I had been dreading the day for a long time, so I can’t say I was surprised when I called myself into my office. I sat down with a sinking feeling. “Close the door,” I told myself. I got up and shut it quietly.

“You’re probably wondering why I called you in here.” Actually, I didn’t. Business had slowed to a crawl. Clients took forever to pay invoices. Cash flow had turned into cash dribble. “I’m afraid I have to let you go.”

“But I’ve been here 30 years,” I stammered.

“Yes, but you haven’t been on time since 1994. And don’t blame traffic this time – you’re working out of your spare bedroom.”

I put my head in my hands. “What am I going to tell my wife?”

“I don’t think she’ll be shocked. She catches you napping at two in the afternoon.”

“I don’t understand – why now?”

“Well, I got a letter from the State of Illinois. It said that the company’s unemployment insurance was fully reinstated. So I asked the lady who sent the letter if I could fire myself and collect unemployment. She said that if I dissolved my corporation, I would be eligible for benefits.”

“Oh, so that’s it. You’re finally realizing your lifelong dream of lying around, living off the government.”

“Hey, I’ve never taken a dime – well except for the census. My legs are still sore from that.”

“Not so fast. I’m pretty sure you have to pay half of my benefits.”

“Really?” I sounded flustered. “I’ll check with the unemployment office.”

I called the state office and listened to a long recording. I couldn’t reach a human and was instead referred to a website. Unable to find an answer online, I drove to the office in Maywood. There was a sign warning I would need my Social Security card. I hadn’t seen that little blue square in years. I don’t understand why the government considers it a key form of identification. When it was my turn, the clerk wouldn’t answer my question without the card.
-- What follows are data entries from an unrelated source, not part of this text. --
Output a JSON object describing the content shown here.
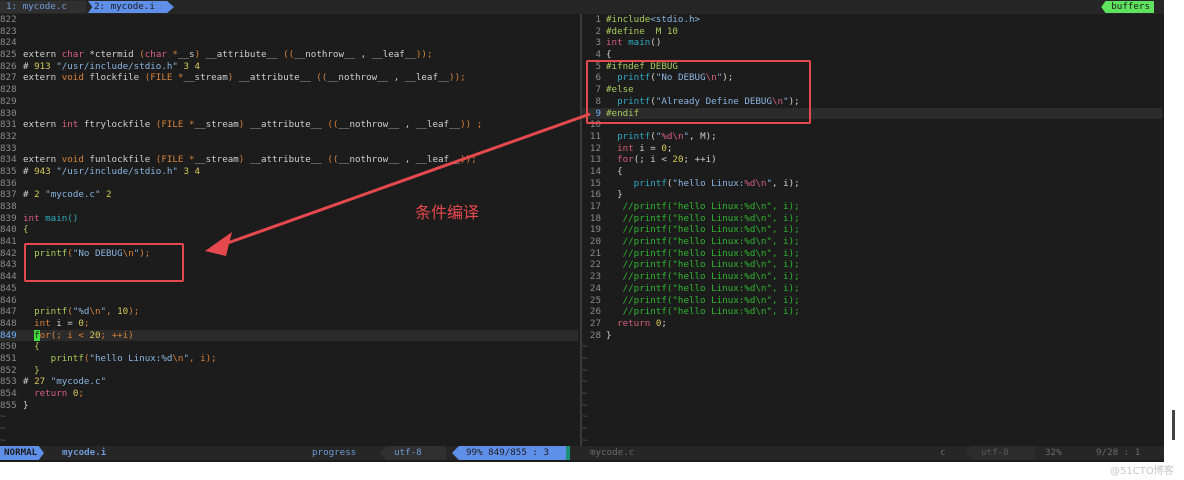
{
  "tabs": [
    {
      "label": "1: mycode.c"
    },
    {
      "label": "2: mycode.i"
    }
  ],
  "buffers_label": "buffers",
  "left_pane": {
    "start": 822,
    "cursor_line": 849,
    "tildes": 3,
    "lines": [
      [],
      [],
      [],
      [
        [
          "extern ",
          "d"
        ],
        [
          "char",
          "k"
        ],
        [
          " *ctermid ",
          "d"
        ],
        [
          "(",
          "o"
        ],
        [
          "char",
          "k"
        ],
        [
          " *",
          "o"
        ],
        [
          "__s",
          "d"
        ],
        [
          ")",
          "o"
        ],
        [
          " __attribute__ ",
          "d"
        ],
        [
          "((",
          "o"
        ],
        [
          "__nothrow__ , __leaf__",
          "d"
        ],
        [
          "));",
          "o"
        ]
      ],
      [
        [
          "# ",
          "d"
        ],
        [
          "913",
          "y"
        ],
        [
          " \"/usr/include/stdio.h\"",
          "s"
        ],
        [
          " 3 4",
          "y"
        ]
      ],
      [
        [
          "extern ",
          "d"
        ],
        [
          "void",
          "o"
        ],
        [
          " flockfile ",
          "d"
        ],
        [
          "(FILE *",
          "o"
        ],
        [
          "__stream",
          "d"
        ],
        [
          ")",
          "o"
        ],
        [
          " __attribute__ ",
          "d"
        ],
        [
          "((",
          "o"
        ],
        [
          "__nothrow__ , __leaf__",
          "d"
        ],
        [
          "));",
          "o"
        ]
      ],
      [],
      [],
      [],
      [
        [
          "extern ",
          "d"
        ],
        [
          "int",
          "k"
        ],
        [
          " ftrylockfile ",
          "d"
        ],
        [
          "(FILE *",
          "o"
        ],
        [
          "__stream",
          "d"
        ],
        [
          ")",
          "o"
        ],
        [
          " __attribute__ ",
          "d"
        ],
        [
          "((",
          "o"
        ],
        [
          "__nothrow__ , __leaf__",
          "d"
        ],
        [
          ")) ;",
          "o"
        ]
      ],
      [],
      [],
      [
        [
          "extern ",
          "d"
        ],
        [
          "void",
          "o"
        ],
        [
          " funlockfile ",
          "d"
        ],
        [
          "(FILE *",
          "o"
        ],
        [
          "__stream",
          "d"
        ],
        [
          ")",
          "o"
        ],
        [
          " __attribute__ ",
          "d"
        ],
        [
          "((",
          "o"
        ],
        [
          "__nothrow__ , __leaf__",
          "d"
        ],
        [
          "));",
          "o"
        ]
      ],
      [
        [
          "# ",
          "d"
        ],
        [
          "943",
          "y"
        ],
        [
          " \"/usr/include/stdio.h\"",
          "s"
        ],
        [
          " 3 4",
          "y"
        ]
      ],
      [],
      [
        [
          "# ",
          "d"
        ],
        [
          "2",
          "y"
        ],
        [
          " \"mycode.c\"",
          "s"
        ],
        [
          " 2",
          "y"
        ]
      ],
      [],
      [
        [
          "int",
          "k"
        ],
        [
          " main()",
          "f"
        ]
      ],
      [
        [
          "{",
          "p"
        ]
      ],
      [],
      [
        [
          "  printf",
          "p"
        ],
        [
          "(",
          "o"
        ],
        [
          "\"No DEBUG",
          "s"
        ],
        [
          "\\n",
          "o"
        ],
        [
          "\"",
          "s"
        ],
        [
          ");",
          "o"
        ]
      ],
      [],
      [],
      [],
      [],
      [
        [
          "  printf",
          "p"
        ],
        [
          "(",
          "o"
        ],
        [
          "\"%d",
          "s"
        ],
        [
          "\\n",
          "o"
        ],
        [
          "\"",
          "s"
        ],
        [
          ", ",
          "o"
        ],
        [
          "10",
          "y"
        ],
        [
          ");",
          "o"
        ]
      ],
      [
        [
          "  ",
          "d"
        ],
        [
          "int",
          "o"
        ],
        [
          " i = ",
          "d"
        ],
        [
          "0",
          "y"
        ],
        [
          ";",
          "o"
        ]
      ],
      [
        [
          "  ",
          "d"
        ],
        [
          "f",
          "cursor"
        ],
        [
          "or",
          "o"
        ],
        [
          "(; i < ",
          "o"
        ],
        [
          "20",
          "y"
        ],
        [
          "; ++i)",
          "o"
        ]
      ],
      [
        [
          "  {",
          "p"
        ]
      ],
      [
        [
          "     printf",
          "p"
        ],
        [
          "(",
          "o"
        ],
        [
          "\"hello Linux:%d",
          "s"
        ],
        [
          "\\n",
          "o"
        ],
        [
          "\"",
          "s"
        ],
        [
          ", i);",
          "o"
        ]
      ],
      [
        [
          "  }",
          "p"
        ]
      ],
      [
        [
          "# ",
          "d"
        ],
        [
          "27",
          "y"
        ],
        [
          " \"mycode.c\"",
          "s"
        ]
      ],
      [
        [
          "  ",
          "d"
        ],
        [
          "return",
          "k"
        ],
        [
          " ",
          "d"
        ],
        [
          "0",
          "y"
        ],
        [
          ";",
          "o"
        ]
      ],
      [
        [
          "}",
          "d"
        ]
      ]
    ]
  },
  "right_pane": {
    "start": 1,
    "cursor_line": 9,
    "tildes": 9,
    "lines": [
      [
        [
          "#include",
          "p"
        ],
        [
          "<stdio.h>",
          "s"
        ]
      ],
      [
        [
          "#define  M 10",
          "p"
        ]
      ],
      [
        [
          "int",
          "k"
        ],
        [
          " main",
          "f"
        ],
        [
          "()",
          "d"
        ]
      ],
      [
        [
          "{",
          "d"
        ]
      ],
      [
        [
          "#ifndef DEBUG",
          "p"
        ]
      ],
      [
        [
          "  printf",
          "f"
        ],
        [
          "(",
          "d"
        ],
        [
          "\"No DEBUG",
          "s"
        ],
        [
          "\\n",
          "k"
        ],
        [
          "\"",
          "s"
        ],
        [
          ");",
          "d"
        ]
      ],
      [
        [
          "#else",
          "p"
        ]
      ],
      [
        [
          "  printf",
          "f"
        ],
        [
          "(",
          "d"
        ],
        [
          "\"Already Define DEBUG",
          "s"
        ],
        [
          "\\n",
          "k"
        ],
        [
          "\"",
          "s"
        ],
        [
          ");",
          "d"
        ]
      ],
      [
        [
          "#endif",
          "p"
        ]
      ],
      [],
      [
        [
          "  printf",
          "f"
        ],
        [
          "(",
          "d"
        ],
        [
          "\"",
          "s"
        ],
        [
          "%d\\n",
          "k"
        ],
        [
          "\"",
          "s"
        ],
        [
          ", M);",
          "d"
        ]
      ],
      [
        [
          "  ",
          "d"
        ],
        [
          "int",
          "k"
        ],
        [
          " i = ",
          "d"
        ],
        [
          "0",
          "y"
        ],
        [
          ";",
          "d"
        ]
      ],
      [
        [
          "  ",
          "d"
        ],
        [
          "for",
          "k"
        ],
        [
          "(; i < ",
          "d"
        ],
        [
          "20",
          "y"
        ],
        [
          "; ++i)",
          "d"
        ]
      ],
      [
        [
          "  {",
          "d"
        ]
      ],
      [
        [
          "     printf",
          "f"
        ],
        [
          "(",
          "d"
        ],
        [
          "\"hello Linux:",
          "s"
        ],
        [
          "%d\\n",
          "k"
        ],
        [
          "\"",
          "s"
        ],
        [
          ", i);",
          "d"
        ]
      ],
      [
        [
          "  }",
          "d"
        ]
      ],
      [
        [
          "   //printf(\"hello Linux:%d\\n\", i);",
          "c"
        ]
      ],
      [
        [
          "   //printf(\"hello Linux:%d\\n\", i);",
          "c"
        ]
      ],
      [
        [
          "   //printf(\"hello Linux:%d\\n\", i);",
          "c"
        ]
      ],
      [
        [
          "   //printf(\"hello Linux:%d\\n\", i);",
          "c"
        ]
      ],
      [
        [
          "   //printf(\"hello Linux:%d\\n\", i);",
          "c"
        ]
      ],
      [
        [
          "   //printf(\"hello Linux:%d\\n\", i);",
          "c"
        ]
      ],
      [
        [
          "   //printf(\"hello Linux:%d\\n\", i);",
          "c"
        ]
      ],
      [
        [
          "   //printf(\"hello Linux:%d\\n\", i);",
          "c"
        ]
      ],
      [
        [
          "   //printf(\"hello Linux:%d\\n\", i);",
          "c"
        ]
      ],
      [
        [
          "   //printf(\"hello Linux:%d\\n\", i);",
          "c"
        ]
      ],
      [
        [
          "  ",
          "d"
        ],
        [
          "return",
          "k"
        ],
        [
          " ",
          "d"
        ],
        [
          "0",
          "y"
        ],
        [
          ";",
          "d"
        ]
      ],
      [
        [
          "}",
          "d"
        ]
      ]
    ]
  },
  "status_left": {
    "mode": "NORMAL",
    "file": "mycode.i",
    "progress": "progress",
    "encoding": "utf-8",
    "position": "99%  849/855 :  3"
  },
  "status_right": {
    "file": "mycode.c",
    "filetype": "c",
    "encoding": "utf-8",
    "percent": "32%",
    "position": "9/28 :  1"
  },
  "annotation": {
    "label": "条件编译",
    "color": "#e5484d"
  },
  "watermark": "@51CTO博客"
}
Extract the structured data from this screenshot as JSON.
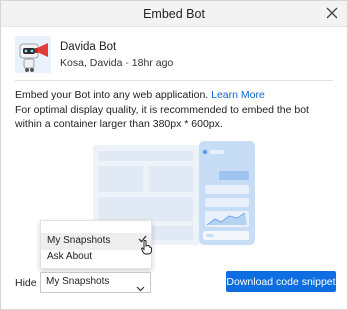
{
  "dialog": {
    "title": "Embed Bot",
    "close_icon": "close-icon"
  },
  "bot": {
    "name": "Davida Bot",
    "owner": "Kosa, Davida",
    "separator": "-",
    "age": "18hr ago",
    "thumbnail_icon": "robot-thumbnail"
  },
  "content": {
    "intro": "Embed your Bot into any web application.",
    "learn_more": "Learn More",
    "note": "For optimal display quality, it is recommended to embed the bot within a container larger than 380px * 600px."
  },
  "dropdown_menu": {
    "options": [
      {
        "label": "My Snapshots",
        "selected": true
      },
      {
        "label": "Ask About",
        "selected": false
      }
    ]
  },
  "hide": {
    "label": "Hide",
    "value": "My Snapshots"
  },
  "actions": {
    "download": "Download code snippet"
  },
  "colors": {
    "accent": "#0e6de0",
    "link": "#0d66d0",
    "illustration_panel": "#c7ddf6"
  }
}
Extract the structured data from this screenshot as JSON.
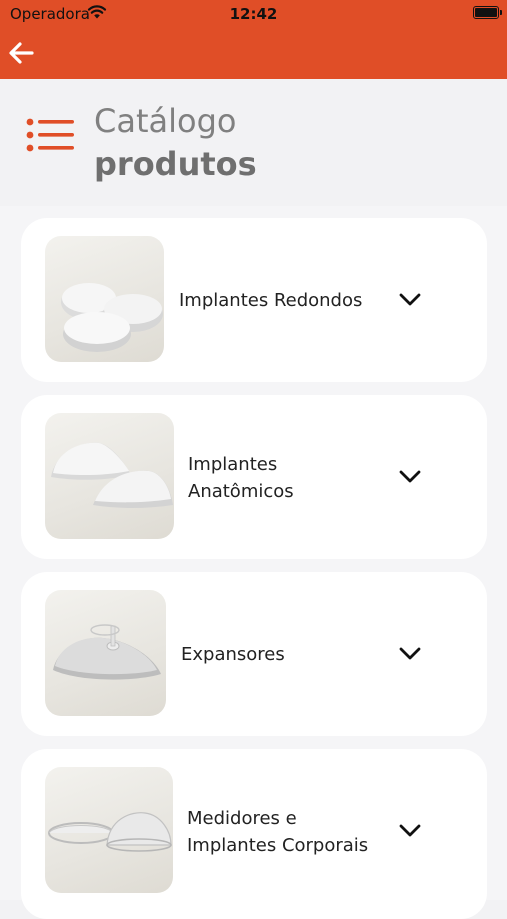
{
  "status_bar": {
    "carrier": "Operadora",
    "time": "12:42"
  },
  "header": {
    "title_line1": "Catálogo",
    "title_line2": "produtos"
  },
  "categories": [
    {
      "label_line1": "Implantes Redondos",
      "label_line2": ""
    },
    {
      "label_line1": "Implantes",
      "label_line2": "Anatômicos"
    },
    {
      "label_line1": "Expansores",
      "label_line2": ""
    },
    {
      "label_line1": "Medidores e",
      "label_line2": "Implantes Corporais"
    }
  ],
  "colors": {
    "brand": "#e04e27",
    "background": "#f2f2f4",
    "card": "#ffffff"
  },
  "icons": {
    "back": "arrow-left-icon",
    "menu": "list-menu-icon",
    "expand": "chevron-down-icon"
  }
}
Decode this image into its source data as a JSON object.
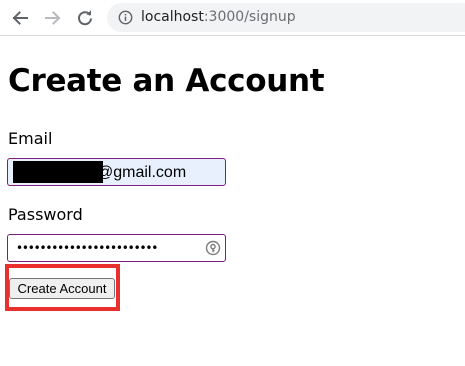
{
  "browser": {
    "url_host": "localhost",
    "url_path": ":3000/signup",
    "icons": {
      "back": "arrow-left-icon",
      "forward": "arrow-right-icon",
      "reload": "reload-icon",
      "site_info": "info-icon"
    }
  },
  "form": {
    "title": "Create an Account",
    "email": {
      "label": "Email",
      "value_visible": "@gmail.com",
      "redacted": true
    },
    "password": {
      "label": "Password",
      "masked_value": "••••••••••••••••••••••••",
      "icon": "password-key-icon"
    },
    "submit": {
      "label": "Create Account"
    }
  },
  "colors": {
    "input_border": "#7b1f7f",
    "autofill_background": "#e8f0fe",
    "highlight": "#e8302f",
    "button_background": "#efefef"
  }
}
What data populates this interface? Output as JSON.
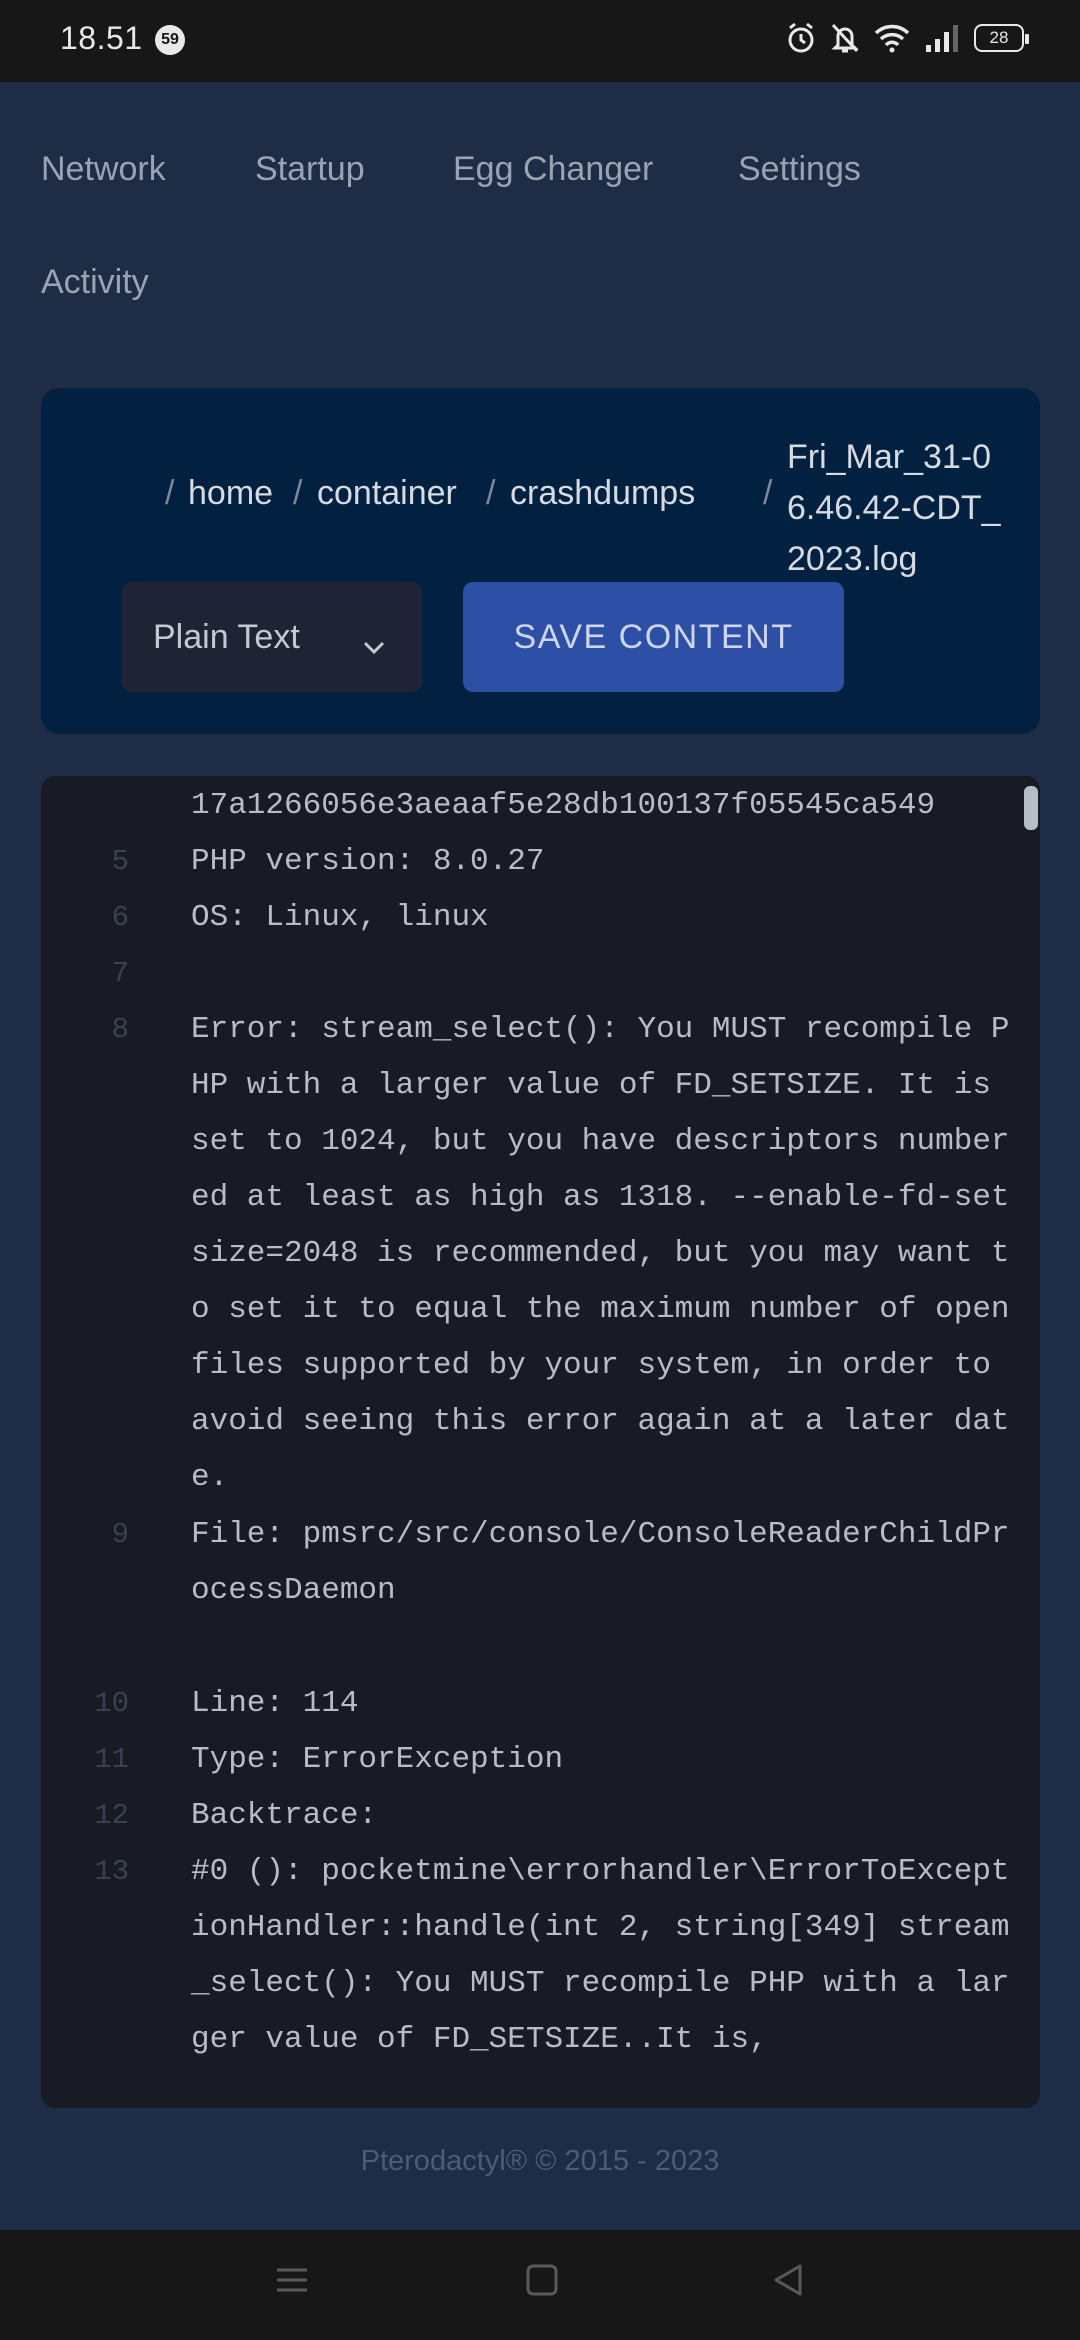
{
  "status_bar": {
    "time": "18.51",
    "notification_count": "59",
    "battery": "28",
    "icons": [
      "alarm-icon",
      "mute-icon",
      "wifi-icon",
      "signal-icon",
      "battery-icon"
    ]
  },
  "nav": {
    "tabs": [
      "Network",
      "Startup",
      "Egg Changer",
      "Settings",
      "Activity"
    ]
  },
  "file": {
    "breadcrumb": [
      "home",
      "container",
      "crashdumps"
    ],
    "separator": "/",
    "filename": "Fri_Mar_31-06.46.42-CDT_2023.log",
    "syntax_selected": "Plain Text",
    "save_label": "SAVE CONTENT"
  },
  "editor": {
    "lines": [
      {
        "num": "",
        "text": "17a1266056e3aeaaf5e28db100137f05545ca549"
      },
      {
        "num": "5",
        "text": "PHP version: 8.0.27"
      },
      {
        "num": "6",
        "text": "OS: Linux, linux"
      },
      {
        "num": "7",
        "text": ""
      },
      {
        "num": "8",
        "text": "Error: stream_select(): You MUST recompile PHP with a larger value of FD_SETSIZE. It is set to 1024, but you have descriptors numbered at least as high as 1318. --enable-fd-setsize=2048 is recommended, but you may want to set it to equal the maximum number of open files supported by your system, in order to avoid seeing this error again at a later date."
      },
      {
        "num": "9",
        "text": "File: pmsrc/src/console/ConsoleReaderChildProcessDaemon"
      },
      {
        "num": "10",
        "text": "Line: 114"
      },
      {
        "num": "11",
        "text": "Type: ErrorException"
      },
      {
        "num": "12",
        "text": "Backtrace:"
      },
      {
        "num": "13",
        "text": "#0 (): pocketmine\\errorhandler\\ErrorToExceptionHandler::handle(int 2, string[349] stream_select(): You MUST recompile PHP with a larger value of FD_SETSIZE..It is,"
      }
    ]
  },
  "footer": {
    "text": "Pterodactyl® © 2015 - 2023"
  }
}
I went back to the office and started filling a box with my belongings. My Swingline stapler, Rolodex and magnifying glass – it was heartbreaking. My wife said she would disconnect the fax line.

I took one last stab at saving my job. “Hey, you can’t work and collect unemployment. What if the unemployment people come across one of your columns?”

“I didn’t think of that. They’d find it hard to believe that someone paid me for doing it. But you’re right. It could be a red flag.”

“OK,” I said to myself. “I’ll give you one more chance. But is there any way you could start getting here by 9?”

That would cut into my bath time, but it beat paying me half my salary to stay home.